= WHAT IS BEING ASKED =
Return the records in full, with every character preserved.

= Page and application data records =
▽

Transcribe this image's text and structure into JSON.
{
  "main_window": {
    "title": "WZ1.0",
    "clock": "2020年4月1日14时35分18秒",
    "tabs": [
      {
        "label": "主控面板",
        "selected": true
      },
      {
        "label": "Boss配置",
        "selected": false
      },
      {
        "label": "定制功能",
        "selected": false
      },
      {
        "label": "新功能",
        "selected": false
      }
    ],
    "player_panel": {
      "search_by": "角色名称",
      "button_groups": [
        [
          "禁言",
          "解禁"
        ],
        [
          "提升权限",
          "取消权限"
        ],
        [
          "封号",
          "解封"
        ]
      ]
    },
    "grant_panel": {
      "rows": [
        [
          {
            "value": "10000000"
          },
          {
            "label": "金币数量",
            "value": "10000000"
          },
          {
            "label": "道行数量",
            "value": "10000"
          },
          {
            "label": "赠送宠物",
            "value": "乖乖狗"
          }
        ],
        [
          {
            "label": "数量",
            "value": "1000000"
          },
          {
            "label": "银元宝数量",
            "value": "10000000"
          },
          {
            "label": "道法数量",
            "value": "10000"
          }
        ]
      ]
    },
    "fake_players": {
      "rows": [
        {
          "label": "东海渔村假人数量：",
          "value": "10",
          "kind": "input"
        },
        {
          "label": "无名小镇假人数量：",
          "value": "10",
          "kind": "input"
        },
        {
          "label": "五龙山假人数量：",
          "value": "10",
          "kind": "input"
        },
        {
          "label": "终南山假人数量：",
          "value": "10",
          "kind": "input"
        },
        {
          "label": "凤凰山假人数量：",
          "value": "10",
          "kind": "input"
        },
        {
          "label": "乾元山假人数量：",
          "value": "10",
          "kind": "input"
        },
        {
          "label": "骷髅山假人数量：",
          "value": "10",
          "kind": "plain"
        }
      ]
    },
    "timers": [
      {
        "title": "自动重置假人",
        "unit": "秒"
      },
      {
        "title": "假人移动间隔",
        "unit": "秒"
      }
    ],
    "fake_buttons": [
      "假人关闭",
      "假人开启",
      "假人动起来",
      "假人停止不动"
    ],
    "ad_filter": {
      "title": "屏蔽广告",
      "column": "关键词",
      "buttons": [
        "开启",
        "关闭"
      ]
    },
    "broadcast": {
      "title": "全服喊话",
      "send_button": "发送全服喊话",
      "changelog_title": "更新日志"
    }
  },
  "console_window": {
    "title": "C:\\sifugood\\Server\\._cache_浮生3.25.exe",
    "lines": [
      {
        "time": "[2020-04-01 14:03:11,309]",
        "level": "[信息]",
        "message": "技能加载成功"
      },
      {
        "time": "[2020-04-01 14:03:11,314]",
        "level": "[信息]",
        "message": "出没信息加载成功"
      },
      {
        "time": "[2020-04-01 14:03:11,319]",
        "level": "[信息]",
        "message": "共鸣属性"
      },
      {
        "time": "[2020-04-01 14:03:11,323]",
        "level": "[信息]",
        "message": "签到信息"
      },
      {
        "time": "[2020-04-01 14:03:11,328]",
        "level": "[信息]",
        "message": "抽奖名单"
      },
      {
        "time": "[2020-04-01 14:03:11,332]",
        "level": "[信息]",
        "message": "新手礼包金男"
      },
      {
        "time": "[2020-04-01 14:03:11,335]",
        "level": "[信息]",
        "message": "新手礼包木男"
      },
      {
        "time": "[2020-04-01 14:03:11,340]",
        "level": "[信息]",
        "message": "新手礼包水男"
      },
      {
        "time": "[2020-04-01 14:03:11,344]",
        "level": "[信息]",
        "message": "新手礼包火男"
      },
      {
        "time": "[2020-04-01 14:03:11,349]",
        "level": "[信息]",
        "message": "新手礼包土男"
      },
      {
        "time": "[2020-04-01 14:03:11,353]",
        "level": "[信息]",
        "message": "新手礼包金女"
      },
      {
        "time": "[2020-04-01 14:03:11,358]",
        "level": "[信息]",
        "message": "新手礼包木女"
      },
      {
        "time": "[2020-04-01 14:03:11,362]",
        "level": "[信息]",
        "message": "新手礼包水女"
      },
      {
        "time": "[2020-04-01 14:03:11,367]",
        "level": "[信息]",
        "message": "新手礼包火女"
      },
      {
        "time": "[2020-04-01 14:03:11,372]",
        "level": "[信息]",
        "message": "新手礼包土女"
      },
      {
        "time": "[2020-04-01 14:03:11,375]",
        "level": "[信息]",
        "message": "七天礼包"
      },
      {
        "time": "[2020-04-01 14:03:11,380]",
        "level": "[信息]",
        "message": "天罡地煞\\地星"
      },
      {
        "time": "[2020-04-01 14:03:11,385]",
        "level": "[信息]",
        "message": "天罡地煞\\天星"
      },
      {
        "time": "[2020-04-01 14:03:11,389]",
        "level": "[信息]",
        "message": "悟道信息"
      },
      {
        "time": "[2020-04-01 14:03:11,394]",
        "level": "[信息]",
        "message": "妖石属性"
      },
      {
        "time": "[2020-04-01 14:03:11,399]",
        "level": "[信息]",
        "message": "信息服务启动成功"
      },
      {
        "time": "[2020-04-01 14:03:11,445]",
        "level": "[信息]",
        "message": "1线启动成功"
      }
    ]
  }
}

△

= SOLUTION FOR THIS EXERCISE =
Transcribe this image's text and structure into JSON.
{
  "main_window": {
    "title": "WZ1.0",
    "clock": "2020年4月1日14时35分18秒",
    "tabs": [
      {
        "label": "主控面板",
        "selected": true
      },
      {
        "label": "Boss配置",
        "selected": false
      },
      {
        "label": "定制功能",
        "selected": false
      },
      {
        "label": "新功能",
        "selected": false
      }
    ],
    "player_panel": {
      "search_by": "角色名称",
      "button_groups": [
        [
          "禁言",
          "解禁"
        ],
        [
          "提升权限",
          "取消权限"
        ],
        [
          "封号",
          "解封"
        ]
      ]
    },
    "grant_panel": {
      "rows": [
        [
          {
            "value": "10000000"
          },
          {
            "label": "金币数量",
            "value": "10000000"
          },
          {
            "label": "道行数量",
            "value": "10000"
          },
          {
            "label": "赠送宠物",
            "value": "乖乖狗"
          }
        ],
        [
          {
            "label": "数量",
            "value": "1000000"
          },
          {
            "label": "银元宝数量",
            "value": "10000000"
          },
          {
            "label": "道法数量",
            "value": "10000"
          }
        ]
      ]
    },
    "fake_players": {
      "rows": [
        {
          "label": "东海渔村假人数量：",
          "value": "10",
          "kind": "input"
        },
        {
          "label": "无名小镇假人数量：",
          "value": "10",
          "kind": "input"
        },
        {
          "label": "五龙山假人数量：",
          "value": "10",
          "kind": "input"
        },
        {
          "label": "终南山假人数量：",
          "value": "10",
          "kind": "input"
        },
        {
          "label": "凤凰山假人数量：",
          "value": "10",
          "kind": "input"
        },
        {
          "label": "乾元山假人数量：",
          "value": "10",
          "kind": "input"
        },
        {
          "label": "骷髅山假人数量：",
          "value": "10",
          "kind": "plain"
        }
      ]
    },
    "timers": [
      {
        "title": "自动重置假人",
        "unit": "秒"
      },
      {
        "title": "假人移动间隔",
        "unit": "秒"
      }
    ],
    "fake_buttons": [
      "假人关闭",
      "假人开启",
      "假人动起来",
      "假人停止不动"
    ],
    "ad_filter": {
      "title": "屏蔽广告",
      "column": "关键词",
      "buttons": [
        "开启",
        "关闭"
      ]
    },
    "broadcast": {
      "title": "全服喊话",
      "send_button": "发送全服喊话",
      "changelog_title": "更新日志"
    }
  },
  "console_window": {
    "title": "C:\\sifugood\\Server\\._cache_浮生3.25.exe",
    "lines": [
      {
        "time": "[2020-04-01 14:03:11,309]",
        "level": "[信息]",
        "message": "技能加载成功"
      },
      {
        "time": "[2020-04-01 14:03:11,314]",
        "level": "[信息]",
        "message": "出没信息加载成功"
      },
      {
        "time": "[2020-04-01 14:03:11,319]",
        "level": "[信息]",
        "message": "共鸣属性"
      },
      {
        "time": "[2020-04-01 14:03:11,323]",
        "level": "[信息]",
        "message": "签到信息"
      },
      {
        "time": "[2020-04-01 14:03:11,328]",
        "level": "[信息]",
        "message": "抽奖名单"
      },
      {
        "time": "[2020-04-01 14:03:11,332]",
        "level": "[信息]",
        "message": "新手礼包金男"
      },
      {
        "time": "[2020-04-01 14:03:11,335]",
        "level": "[信息]",
        "message": "新手礼包木男"
      },
      {
        "time": "[2020-04-01 14:03:11,340]",
        "level": "[信息]",
        "message": "新手礼包水男"
      },
      {
        "time": "[2020-04-01 14:03:11,344]",
        "level": "[信息]",
        "message": "新手礼包火男"
      },
      {
        "time": "[2020-04-01 14:03:11,349]",
        "level": "[信息]",
        "message": "新手礼包土男"
      },
      {
        "time": "[2020-04-01 14:03:11,353]",
        "level": "[信息]",
        "message": "新手礼包金女"
      },
      {
        "time": "[2020-04-01 14:03:11,358]",
        "level": "[信息]",
        "message": "新手礼包木女"
      },
      {
        "time": "[2020-04-01 14:03:11,362]",
        "level": "[信息]",
        "message": "新手礼包水女"
      },
      {
        "time": "[2020-04-01 14:03:11,367]",
        "level": "[信息]",
        "message": "新手礼包火女"
      },
      {
        "time": "[2020-04-01 14:03:11,372]",
        "level": "[信息]",
        "message": "新手礼包土女"
      },
      {
        "time": "[2020-04-01 14:03:11,375]",
        "level": "[信息]",
        "message": "七天礼包"
      },
      {
        "time": "[2020-04-01 14:03:11,380]",
        "level": "[信息]",
        "message": "天罡地煞\\地星"
      },
      {
        "time": "[2020-04-01 14:03:11,385]",
        "level": "[信息]",
        "message": "天罡地煞\\天星"
      },
      {
        "time": "[2020-04-01 14:03:11,389]",
        "level": "[信息]",
        "message": "悟道信息"
      },
      {
        "time": "[2020-04-01 14:03:11,394]",
        "level": "[信息]",
        "message": "妖石属性"
      },
      {
        "time": "[2020-04-01 14:03:11,399]",
        "level": "[信息]",
        "message": "信息服务启动成功"
      },
      {
        "time": "[2020-04-01 14:03:11,445]",
        "level": "[信息]",
        "message": "1线启动成功"
      }
    ]
  }
}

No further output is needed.